The beautiful yet isolated Hawaiian islands hold a bounty of biodiversity, but many of those unique species are rapidly disappearing. The fast growth of invasive species is pushing native Hawaiian species, many of which are found nowhere else on the globe, into extinction. In fact, hundreds of Hawaiian plant species, along with dozens of mammals and insects and other species, already appear on the U.S. endangered species list.
Much of the landscape of Hawaii, especially lowlands near agriculture and cities, has already been transformed, with native species nowhere to be found.

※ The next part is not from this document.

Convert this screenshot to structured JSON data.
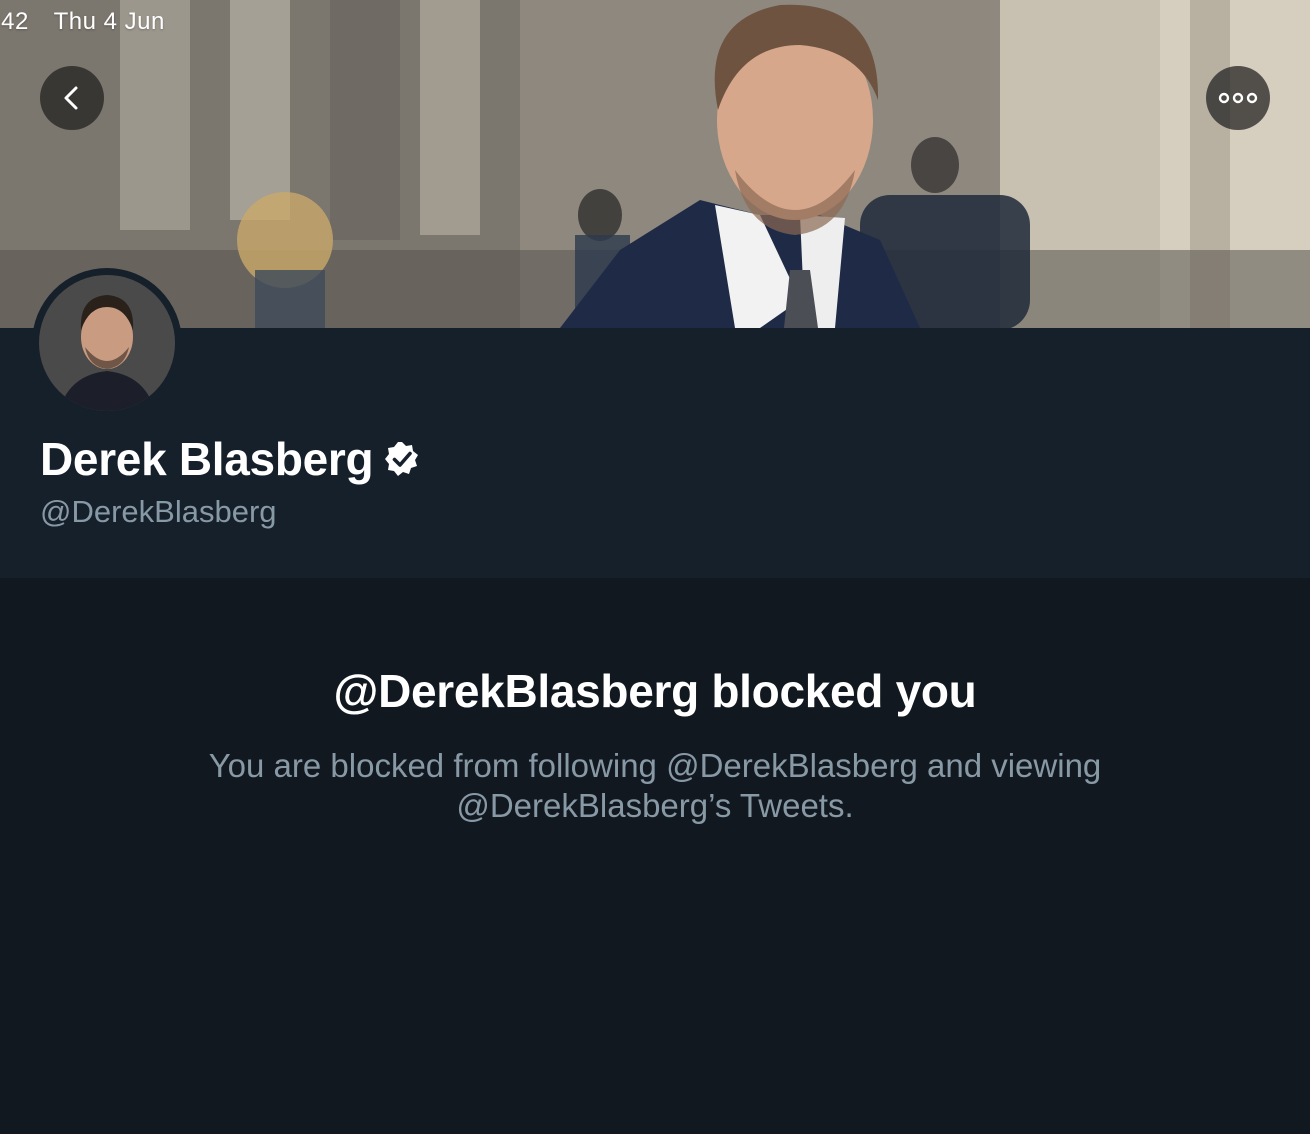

“Invasive species are so prevalent. You’re hand weeding, trying to eliminate them and aren’t able to keep up with them. It feels like you’re fighting a losing battle,” Susan Cordell, research ecologist with the U.S. Forest Service, said recently in a prepared statement. “Restoring these lowland tropical forests to a historic native state is not financially or physically feasible.”
Invasive species are non-native species that disperse widely, rapidly, and at the expense of native species in an ecosystem. Not all non-native species become invasive, but those that do pose serious threats to all manner of plants, insects and animals.

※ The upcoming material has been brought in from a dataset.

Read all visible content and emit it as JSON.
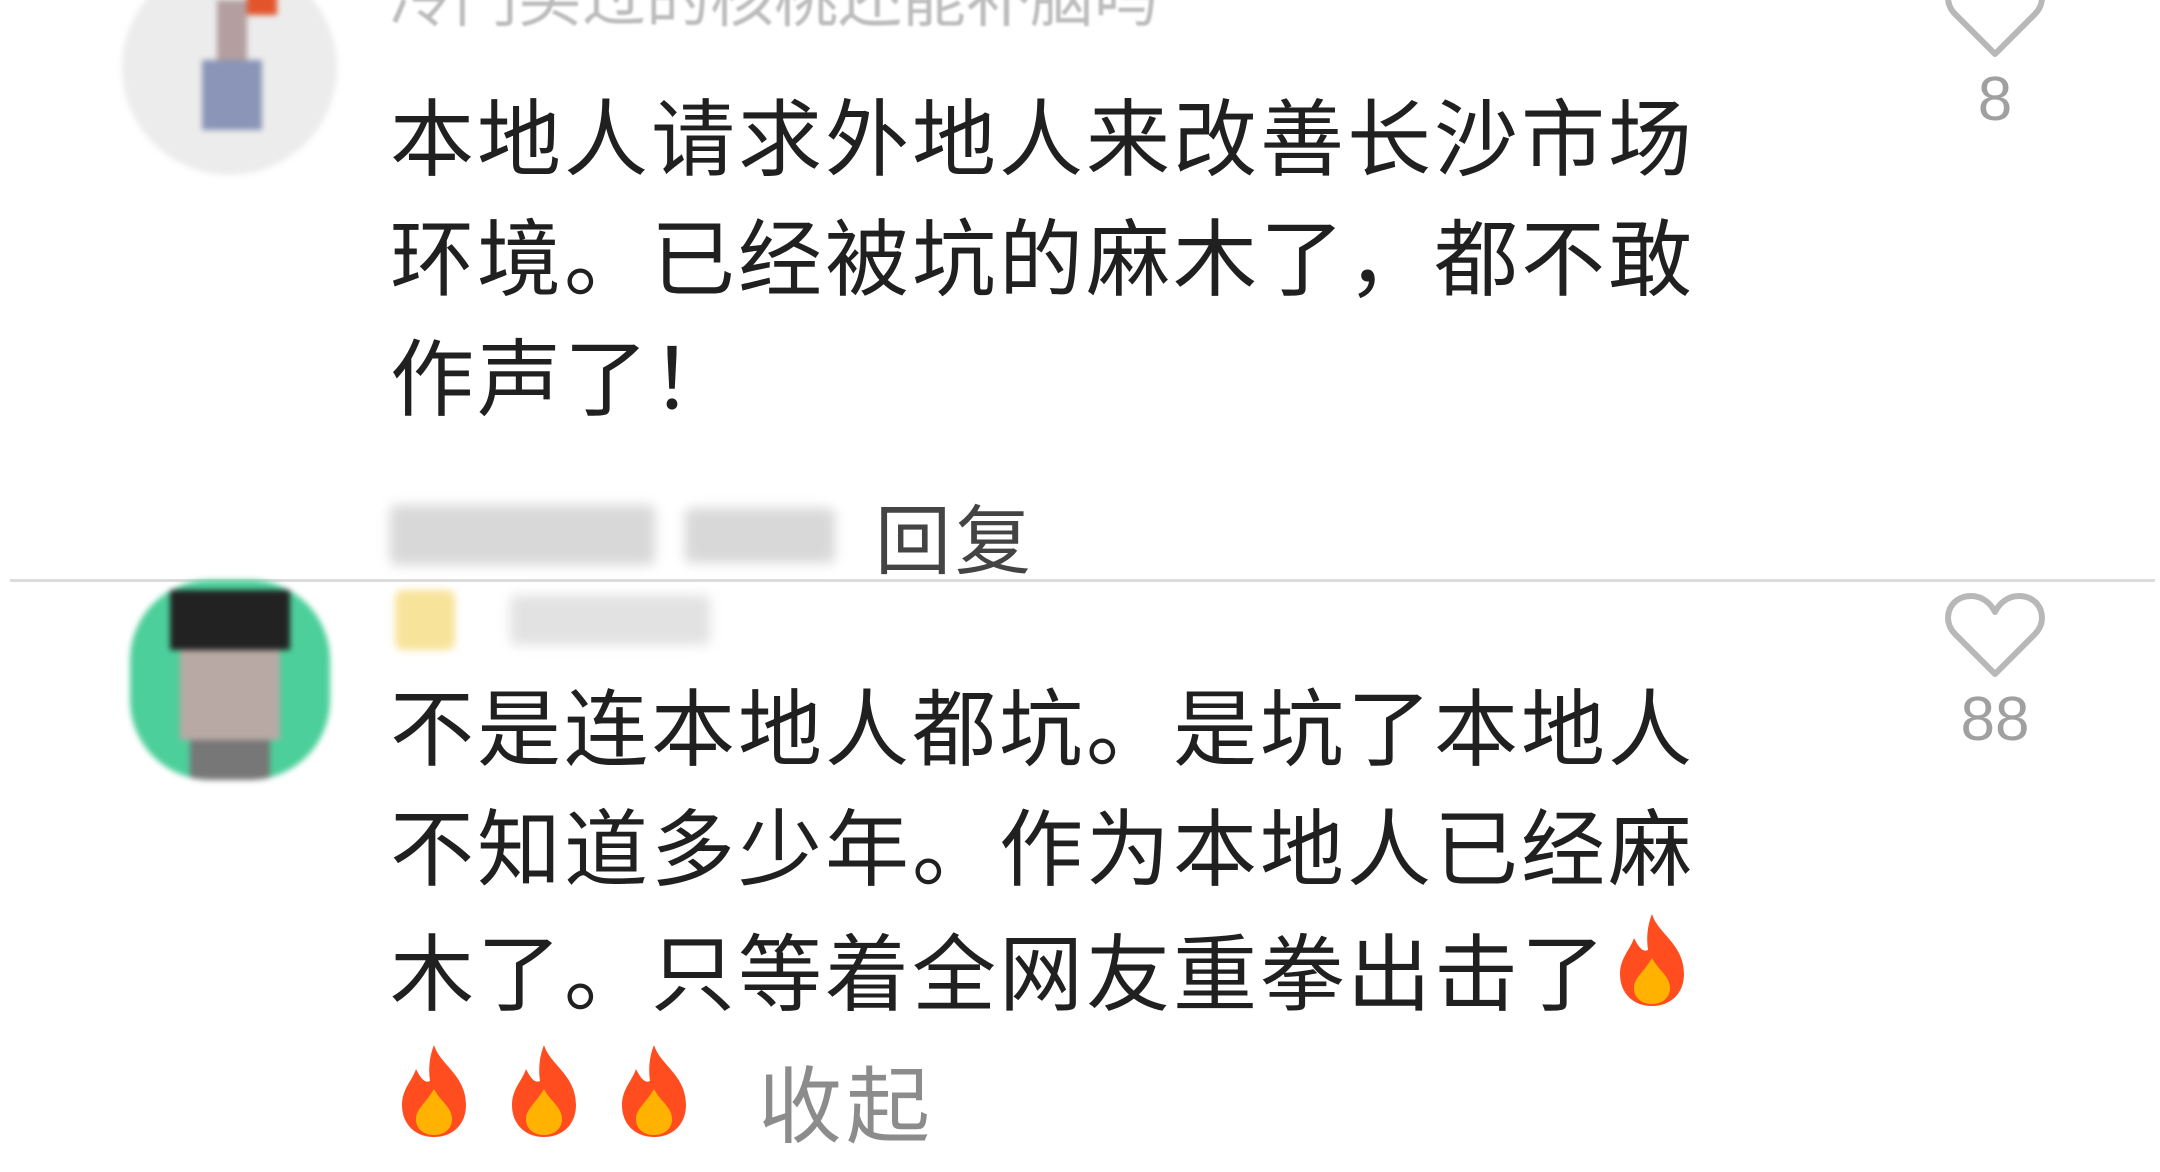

So how can Hawaii preserve its biodiversity in the face of this ever-expanding enemy? A new idea is to try developing “hybrid ecosystems” – native and non-native species mixed in a way that benefits native biodiversity.
Research into these hybrid ecosystems will begin in April 2011 with a $1.6 million grant from the U.S. Department of Defense’s Strategic Environmental Research and Development Program (SERDP). It will be conducted in collaboration with Stanford University, the University of Hawaii at Hilo and the Forest Service’s Institute of Pacific Islands Forestry. The 200-acre research project will take place on the Hawaii Army National Guard Keaukaha Military Reservation.
The 14-month first phase of the project will analyze traits of both native and non-native species. After that, a second phase will feature test plantings of several combinations of native and non-native species. The full project is expected to take five years.
Sam Gon, a senior scientist and cultural adviser with the Nature Conservancy of Hawaii, told The Maui News that reintroducing native species to areas where they had previously disappeared is a challenging task. “Sometimes you find that they actually hold their own pretty well as long as you don’t have things like fire or other major disturbances. And other times you find the moment you stop caring for them and actively removing their competitors, within the course of five years or so, you barely know that the place had native plants at all.”
Last year, Hawaii rolled out a program to pay farmers to plant native species, a 20-year, $67-million program that would help plant species as well as native birds, insects, coral and other species.
Hawaii has 380 species on the U.S. endangered species list—more than any other state—with dozens more awaiting protection.